This special held a particular interest to me because theatre has and will always be my first love. Everyone who has ever fallen in love with theatre has always had his or her own very specific reasons why. For me, it was for the same reason I fell in love with New York eleven years ago when I first moved here: I felt it was were I belonged. What a wonderful thing to feel like you belong somewhere- whether it is finding that best friend that gets you, a partner in life that understands you, New York and theatre ‘get me’. 

Theatre was a place where I was first introduced to literature: William Shakespeare, Arthur Miller, Eugene O’Neil, Samuel Beckett, Oscar Wilde, Sophocles, Noel Coward, Harold Pinter, Moliere, Anton Chekhov, Sam Shepard, the list goes on an on. These playwrights wrote beautiful, brillant, witty words that little ol’me had access to say out loud. To develop the characters that they had created, to do them a bit of justice on stage I studied the books of Uta Hagen, Stella Adler, Stanislavski, Lee Strasberg, Stanford Meisner and so on. I learned very early on, acting was not merely memorizing and repeating the words- it was a craft, a discipline, and it was the one discipline that I loved. 

I don’t want to leave you with the impression that I romanticize acting. On the contrary, there were many times that it confounded me. The vocal warm ups bothered me, in that they embarrassed me. Rhythmic breathing out loud in front of my classmates? No thank you. Going on auditions where I had been told to act ‘more urban’ or could I talk ‘less white’? No thank you. 

But that was then, and this is now: None of that bothers me. I realize that much like an athlete that needs to warm up to do a marathon so to does an actor need to train to have the right vocal projection, to keep your throat warm, so you don’t strain your vocal chords, to keep physically and mentally healthy to deal with the pressures and anxieties of performing in front of a live audience. All of these comes down to doing your home work: studying your character, learning the lines, listening to your director, learning how to listen and respond to other characters, learning your blocking, trusting that everyone from the Sound Guy to the Costume Designer wants everything to go well.
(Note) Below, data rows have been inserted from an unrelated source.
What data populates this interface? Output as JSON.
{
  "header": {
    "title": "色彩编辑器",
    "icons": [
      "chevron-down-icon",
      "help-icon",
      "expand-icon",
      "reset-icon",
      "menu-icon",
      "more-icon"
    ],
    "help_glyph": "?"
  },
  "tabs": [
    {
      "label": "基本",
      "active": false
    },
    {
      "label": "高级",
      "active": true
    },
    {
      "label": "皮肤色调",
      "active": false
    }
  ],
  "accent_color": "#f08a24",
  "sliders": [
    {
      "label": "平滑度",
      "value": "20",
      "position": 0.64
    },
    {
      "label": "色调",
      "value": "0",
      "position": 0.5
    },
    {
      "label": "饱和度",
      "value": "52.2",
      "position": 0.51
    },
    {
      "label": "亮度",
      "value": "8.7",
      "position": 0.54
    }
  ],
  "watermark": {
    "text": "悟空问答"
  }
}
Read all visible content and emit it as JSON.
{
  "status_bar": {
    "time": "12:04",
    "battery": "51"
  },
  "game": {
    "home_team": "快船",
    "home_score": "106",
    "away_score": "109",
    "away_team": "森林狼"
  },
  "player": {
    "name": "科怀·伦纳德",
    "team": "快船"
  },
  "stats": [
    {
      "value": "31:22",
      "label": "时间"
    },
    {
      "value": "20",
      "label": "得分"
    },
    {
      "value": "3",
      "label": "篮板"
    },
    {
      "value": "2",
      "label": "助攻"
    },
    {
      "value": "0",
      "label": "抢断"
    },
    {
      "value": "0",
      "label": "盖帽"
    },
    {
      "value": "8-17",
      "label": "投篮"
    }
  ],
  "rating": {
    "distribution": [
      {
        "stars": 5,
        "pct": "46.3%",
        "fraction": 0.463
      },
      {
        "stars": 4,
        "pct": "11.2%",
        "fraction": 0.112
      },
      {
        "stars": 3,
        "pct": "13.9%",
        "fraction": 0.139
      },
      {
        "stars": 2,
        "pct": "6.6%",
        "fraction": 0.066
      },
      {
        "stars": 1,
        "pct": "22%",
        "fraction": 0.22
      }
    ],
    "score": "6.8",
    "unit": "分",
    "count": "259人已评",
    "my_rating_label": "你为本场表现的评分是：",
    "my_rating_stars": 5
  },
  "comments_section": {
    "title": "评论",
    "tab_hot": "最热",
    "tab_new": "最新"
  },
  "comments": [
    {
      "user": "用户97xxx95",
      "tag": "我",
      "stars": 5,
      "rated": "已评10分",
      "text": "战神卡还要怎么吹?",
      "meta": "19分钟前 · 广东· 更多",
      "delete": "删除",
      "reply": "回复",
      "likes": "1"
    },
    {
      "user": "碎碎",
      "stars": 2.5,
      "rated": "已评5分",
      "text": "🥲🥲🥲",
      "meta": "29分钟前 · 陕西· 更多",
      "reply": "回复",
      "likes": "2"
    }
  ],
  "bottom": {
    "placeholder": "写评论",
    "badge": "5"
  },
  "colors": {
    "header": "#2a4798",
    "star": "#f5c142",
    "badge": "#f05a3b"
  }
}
I also realized if I didn’t like that parts out there that I would be asked to play, I could write my own (and you can too). Now that idea appealed to me. It also occurred to me that I could write for other actors that might be running into those same issues.

It is because of acting in theatre that I grew to love playwriting and screenwriting. I don’t think I would have dared to entertain the idea of being of playwright or entered that arena if I had known what it was like to study a character, to stand in the wings full of excitement and anxiety all because I wanted to walk on the stage on say those words

xo M

(Source: thelittlefreakazoidthatcould, via olympialetan)

Come One, Come All!

thompsonted:

image

Mark your calendars—the very first event for my book is the day it comes out: March 25. If you’re near Brooklyn, I’d love to see you. I can promise a short reading, and that there will be wine and awesome people there. Bring friends! Bring enemies! Dogs welcome!

(If you keep track of these things on Facebook, add the event here)